Letter to the editor


The longer a student will stay at CSUN, the more she will pay. Here is why.

California is a state in denial. We are forever blowing financial bubbles; we indulge short-term speculation and forego long-term investment. We borrow beyond our means, betting on suckers to buy our follies. Then when bubbles burst and taxes topple, we cry, “We were bamboozled!”

CSU is in denial, too. We cannot call the thing that students pay /tuition/, though each year they pay more and financial aid grows more because the state funds less per student–$1,000 less than five years ago. Meanwhile tuitions—excuse me, fees—in CSU and community colleges remain among the lowest in the nation, and grants in aid remain among the highest.

We deny the present and distort the past. We invoke the low fees in the Master Plan of 1960. But that plan rejected remediation. The authors under-estimated the number of students and the cost of faculty. It was written before the war on poverty increased public assistance, fear of crime inflated prison budgets, and the revolt against local property taxes made K-12 schools rely more on state funds. Changing beliefs have lowered the priority of public higher education for state funding.

Until people vote differently, the trend will continue. Unless we invest for public good, not just private gain, the riches of a few will impoverish the republic as a whole.

Because fees are rising, the longer a student will stay at CSUN the more she will pay. As a result, in spring we will make more class sections available. Since everything cannot be taught in prime time, students must keep their schedules flexible.

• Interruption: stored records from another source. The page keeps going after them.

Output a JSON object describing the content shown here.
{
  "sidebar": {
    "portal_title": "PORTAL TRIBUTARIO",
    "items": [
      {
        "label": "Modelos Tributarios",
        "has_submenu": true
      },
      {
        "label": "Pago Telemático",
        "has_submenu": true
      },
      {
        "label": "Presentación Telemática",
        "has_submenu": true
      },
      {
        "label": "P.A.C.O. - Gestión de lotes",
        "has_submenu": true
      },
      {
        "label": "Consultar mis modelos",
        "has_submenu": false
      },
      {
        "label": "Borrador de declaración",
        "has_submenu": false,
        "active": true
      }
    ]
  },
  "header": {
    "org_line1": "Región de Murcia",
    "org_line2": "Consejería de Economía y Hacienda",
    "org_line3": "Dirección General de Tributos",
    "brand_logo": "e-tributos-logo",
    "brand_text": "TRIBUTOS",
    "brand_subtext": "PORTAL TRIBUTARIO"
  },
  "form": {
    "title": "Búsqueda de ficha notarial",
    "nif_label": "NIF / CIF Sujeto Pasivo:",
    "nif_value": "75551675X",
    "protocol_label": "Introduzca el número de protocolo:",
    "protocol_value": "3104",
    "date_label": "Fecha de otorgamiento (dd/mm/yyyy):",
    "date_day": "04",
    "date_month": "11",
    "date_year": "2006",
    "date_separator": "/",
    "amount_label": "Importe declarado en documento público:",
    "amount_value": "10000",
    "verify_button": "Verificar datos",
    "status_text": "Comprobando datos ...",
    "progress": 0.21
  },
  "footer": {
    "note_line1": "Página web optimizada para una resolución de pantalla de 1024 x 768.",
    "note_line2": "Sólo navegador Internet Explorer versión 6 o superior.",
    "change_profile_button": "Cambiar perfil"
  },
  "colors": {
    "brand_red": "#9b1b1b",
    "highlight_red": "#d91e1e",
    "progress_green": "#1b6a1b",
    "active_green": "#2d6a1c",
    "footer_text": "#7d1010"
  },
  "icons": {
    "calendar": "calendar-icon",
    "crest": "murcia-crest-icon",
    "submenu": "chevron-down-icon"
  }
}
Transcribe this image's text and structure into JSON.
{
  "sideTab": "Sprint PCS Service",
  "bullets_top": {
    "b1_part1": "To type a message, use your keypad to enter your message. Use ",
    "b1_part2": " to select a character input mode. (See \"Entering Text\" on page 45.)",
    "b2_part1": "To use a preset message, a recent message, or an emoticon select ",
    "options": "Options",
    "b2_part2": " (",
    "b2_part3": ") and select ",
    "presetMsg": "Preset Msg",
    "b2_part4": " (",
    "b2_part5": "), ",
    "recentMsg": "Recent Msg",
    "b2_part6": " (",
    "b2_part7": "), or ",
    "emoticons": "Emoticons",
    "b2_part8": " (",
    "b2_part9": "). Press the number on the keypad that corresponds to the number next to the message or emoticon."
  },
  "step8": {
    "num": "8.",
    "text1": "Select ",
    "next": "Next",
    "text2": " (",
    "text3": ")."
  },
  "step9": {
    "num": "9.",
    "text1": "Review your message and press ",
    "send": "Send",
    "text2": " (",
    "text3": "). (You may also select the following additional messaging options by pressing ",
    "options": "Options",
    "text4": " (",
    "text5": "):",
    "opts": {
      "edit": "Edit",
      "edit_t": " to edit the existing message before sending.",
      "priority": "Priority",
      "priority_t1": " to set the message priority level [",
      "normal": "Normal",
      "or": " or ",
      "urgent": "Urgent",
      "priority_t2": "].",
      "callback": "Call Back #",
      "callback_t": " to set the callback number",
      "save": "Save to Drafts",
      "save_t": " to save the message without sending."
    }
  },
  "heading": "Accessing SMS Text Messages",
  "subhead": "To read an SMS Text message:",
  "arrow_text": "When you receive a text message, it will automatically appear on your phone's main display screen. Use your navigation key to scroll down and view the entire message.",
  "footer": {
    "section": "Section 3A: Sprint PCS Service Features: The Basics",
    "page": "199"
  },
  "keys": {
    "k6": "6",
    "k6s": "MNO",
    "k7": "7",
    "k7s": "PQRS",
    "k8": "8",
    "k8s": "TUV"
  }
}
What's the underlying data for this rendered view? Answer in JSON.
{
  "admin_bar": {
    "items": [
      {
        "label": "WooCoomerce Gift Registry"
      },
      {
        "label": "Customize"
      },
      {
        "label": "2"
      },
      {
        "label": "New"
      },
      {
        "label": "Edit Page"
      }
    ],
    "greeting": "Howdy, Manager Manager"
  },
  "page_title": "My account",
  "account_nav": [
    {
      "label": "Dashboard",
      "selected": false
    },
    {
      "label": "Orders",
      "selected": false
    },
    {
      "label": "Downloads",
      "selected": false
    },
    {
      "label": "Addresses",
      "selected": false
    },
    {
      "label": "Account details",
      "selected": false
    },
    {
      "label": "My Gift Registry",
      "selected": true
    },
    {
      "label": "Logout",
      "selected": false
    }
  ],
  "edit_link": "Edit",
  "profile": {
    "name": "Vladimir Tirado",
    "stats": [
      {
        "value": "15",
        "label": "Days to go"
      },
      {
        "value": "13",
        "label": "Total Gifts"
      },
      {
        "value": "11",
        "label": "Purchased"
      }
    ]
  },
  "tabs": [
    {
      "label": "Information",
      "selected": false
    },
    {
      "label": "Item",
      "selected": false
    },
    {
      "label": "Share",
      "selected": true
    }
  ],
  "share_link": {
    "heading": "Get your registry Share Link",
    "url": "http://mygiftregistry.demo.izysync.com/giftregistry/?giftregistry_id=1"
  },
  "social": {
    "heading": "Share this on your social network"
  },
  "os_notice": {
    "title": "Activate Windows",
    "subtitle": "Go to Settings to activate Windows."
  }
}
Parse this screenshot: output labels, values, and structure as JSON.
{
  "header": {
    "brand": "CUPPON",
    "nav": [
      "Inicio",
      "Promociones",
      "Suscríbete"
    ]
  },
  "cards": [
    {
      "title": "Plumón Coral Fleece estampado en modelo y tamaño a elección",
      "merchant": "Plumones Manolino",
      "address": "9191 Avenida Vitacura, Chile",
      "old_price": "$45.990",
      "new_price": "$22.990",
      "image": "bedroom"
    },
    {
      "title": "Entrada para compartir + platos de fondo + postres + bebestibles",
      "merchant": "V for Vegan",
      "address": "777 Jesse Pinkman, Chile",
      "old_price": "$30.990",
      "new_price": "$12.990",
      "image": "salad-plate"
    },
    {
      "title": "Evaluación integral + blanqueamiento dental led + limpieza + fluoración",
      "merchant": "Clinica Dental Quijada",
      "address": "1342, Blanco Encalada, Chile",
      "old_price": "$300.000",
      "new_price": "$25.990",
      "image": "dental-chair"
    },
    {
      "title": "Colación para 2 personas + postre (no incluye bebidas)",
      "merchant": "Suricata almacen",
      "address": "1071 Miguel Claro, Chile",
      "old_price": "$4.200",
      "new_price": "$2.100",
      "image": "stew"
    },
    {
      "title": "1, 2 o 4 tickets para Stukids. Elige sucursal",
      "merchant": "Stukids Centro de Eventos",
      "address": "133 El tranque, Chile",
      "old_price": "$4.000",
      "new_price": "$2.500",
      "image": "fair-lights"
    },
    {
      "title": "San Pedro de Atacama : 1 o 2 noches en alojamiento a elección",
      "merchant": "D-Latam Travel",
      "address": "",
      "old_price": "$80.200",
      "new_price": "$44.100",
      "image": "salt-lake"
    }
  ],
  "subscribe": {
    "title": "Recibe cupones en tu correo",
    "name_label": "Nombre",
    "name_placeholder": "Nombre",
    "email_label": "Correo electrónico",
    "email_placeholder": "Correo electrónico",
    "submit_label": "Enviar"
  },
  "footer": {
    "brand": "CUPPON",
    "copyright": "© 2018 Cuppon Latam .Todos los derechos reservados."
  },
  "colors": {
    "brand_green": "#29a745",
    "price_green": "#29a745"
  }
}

For California to be functional, government, markets, and people must be mutually accountable.

Harry Hellenbrand